> [Excerpts from a dataset]:
----

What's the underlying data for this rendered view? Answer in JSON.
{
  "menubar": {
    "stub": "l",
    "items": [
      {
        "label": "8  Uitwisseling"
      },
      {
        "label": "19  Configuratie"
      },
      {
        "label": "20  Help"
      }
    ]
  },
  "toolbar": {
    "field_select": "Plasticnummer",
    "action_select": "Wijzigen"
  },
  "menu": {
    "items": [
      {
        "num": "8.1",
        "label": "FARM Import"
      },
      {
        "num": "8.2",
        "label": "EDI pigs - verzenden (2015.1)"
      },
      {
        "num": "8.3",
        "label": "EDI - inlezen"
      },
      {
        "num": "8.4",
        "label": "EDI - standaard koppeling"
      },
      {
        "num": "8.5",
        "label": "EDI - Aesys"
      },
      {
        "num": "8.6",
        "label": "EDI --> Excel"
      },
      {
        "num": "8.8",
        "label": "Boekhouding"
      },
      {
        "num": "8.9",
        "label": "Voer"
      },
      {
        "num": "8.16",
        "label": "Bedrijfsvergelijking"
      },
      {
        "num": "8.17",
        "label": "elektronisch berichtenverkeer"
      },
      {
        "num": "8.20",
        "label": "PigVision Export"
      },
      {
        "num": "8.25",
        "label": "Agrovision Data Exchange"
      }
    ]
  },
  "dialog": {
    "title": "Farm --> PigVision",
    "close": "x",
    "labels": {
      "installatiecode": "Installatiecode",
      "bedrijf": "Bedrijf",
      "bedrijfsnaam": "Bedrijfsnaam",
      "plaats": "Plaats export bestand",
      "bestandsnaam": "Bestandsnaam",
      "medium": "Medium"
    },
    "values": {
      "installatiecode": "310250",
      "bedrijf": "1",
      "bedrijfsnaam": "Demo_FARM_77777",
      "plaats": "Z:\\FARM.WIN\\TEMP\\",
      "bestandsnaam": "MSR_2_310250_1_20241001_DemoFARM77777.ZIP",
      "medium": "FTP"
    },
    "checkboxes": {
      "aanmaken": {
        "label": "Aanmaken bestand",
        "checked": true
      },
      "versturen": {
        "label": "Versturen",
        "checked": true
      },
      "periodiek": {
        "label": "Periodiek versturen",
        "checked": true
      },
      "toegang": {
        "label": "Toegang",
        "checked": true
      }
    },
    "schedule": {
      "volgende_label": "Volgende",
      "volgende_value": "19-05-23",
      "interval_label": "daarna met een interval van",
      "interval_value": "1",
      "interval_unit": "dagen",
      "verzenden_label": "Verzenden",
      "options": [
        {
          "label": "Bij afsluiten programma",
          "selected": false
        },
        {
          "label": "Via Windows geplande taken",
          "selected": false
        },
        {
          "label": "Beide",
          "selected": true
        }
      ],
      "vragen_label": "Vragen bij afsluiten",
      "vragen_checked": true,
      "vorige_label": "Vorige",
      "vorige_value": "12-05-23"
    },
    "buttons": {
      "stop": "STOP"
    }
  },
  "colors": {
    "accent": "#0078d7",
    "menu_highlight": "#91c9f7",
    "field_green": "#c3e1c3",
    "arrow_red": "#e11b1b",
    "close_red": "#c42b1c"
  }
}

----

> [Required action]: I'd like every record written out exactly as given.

> [Exercise response]:
What's the underlying data for this rendered view? Answer in JSON.
{
  "menubar": {
    "stub": "l",
    "items": [
      {
        "label": "8  Uitwisseling"
      },
      {
        "label": "19  Configuratie"
      },
      {
        "label": "20  Help"
      }
    ]
  },
  "toolbar": {
    "field_select": "Plasticnummer",
    "action_select": "Wijzigen"
  },
  "menu": {
    "items": [
      {
        "num": "8.1",
        "label": "FARM Import"
      },
      {
        "num": "8.2",
        "label": "EDI pigs - verzenden (2015.1)"
      },
      {
        "num": "8.3",
        "label": "EDI - inlezen"
      },
      {
        "num": "8.4",
        "label": "EDI - standaard koppeling"
      },
      {
        "num": "8.5",
        "label": "EDI - Aesys"
      },
      {
        "num": "8.6",
        "label": "EDI --> Excel"
      },
      {
        "num": "8.8",
        "label": "Boekhouding"
      },
      {
        "num": "8.9",
        "label": "Voer"
      },
      {
        "num": "8.16",
        "label": "Bedrijfsvergelijking"
      },
      {
        "num": "8.17",
        "label": "elektronisch berichtenverkeer"
      },
      {
        "num": "8.20",
        "label": "PigVision Export"
      },
      {
        "num": "8.25",
        "label": "Agrovision Data Exchange"
      }
    ]
  },
  "dialog": {
    "title": "Farm --> PigVision",
    "close": "x",
    "labels": {
      "installatiecode": "Installatiecode",
      "bedrijf": "Bedrijf",
      "bedrijfsnaam": "Bedrijfsnaam",
      "plaats": "Plaats export bestand",
      "bestandsnaam": "Bestandsnaam",
      "medium": "Medium"
    },
    "values": {
      "installatiecode": "310250",
      "bedrijf": "1",
      "bedrijfsnaam": "Demo_FARM_77777",
      "plaats": "Z:\\FARM.WIN\\TEMP\\",
      "bestandsnaam": "MSR_2_310250_1_20241001_DemoFARM77777.ZIP",
      "medium": "FTP"
    },
    "checkboxes": {
      "aanmaken": {
        "label": "Aanmaken bestand",
        "checked": true
      },
      "versturen": {
        "label": "Versturen",
        "checked": true
      },
      "periodiek": {
        "label": "Periodiek versturen",
        "checked": true
      },
      "toegang": {
        "label": "Toegang",
        "checked": true
      }
    },
    "schedule": {
      "volgende_label": "Volgende",
      "volgende_value": "19-05-23",
      "interval_label": "daarna met een interval van",
      "interval_value": "1",
      "interval_unit": "dagen",
      "verzenden_label": "Verzenden",
      "options": [
        {
          "label": "Bij afsluiten programma",
          "selected": false
        },
        {
          "label": "Via Windows geplande taken",
          "selected": false
        },
        {
          "label": "Beide",
          "selected": true
        }
      ],
      "vragen_label": "Vragen bij afsluiten",
      "vragen_checked": true,
      "vorige_label": "Vorige",
      "vorige_value": "12-05-23"
    },
    "buttons": {
      "stop": "STOP"
    }
  },
  "colors": {
    "accent": "#0078d7",
    "menu_highlight": "#91c9f7",
    "field_green": "#c3e1c3",
    "arrow_red": "#e11b1b",
    "close_red": "#c42b1c"
  }
}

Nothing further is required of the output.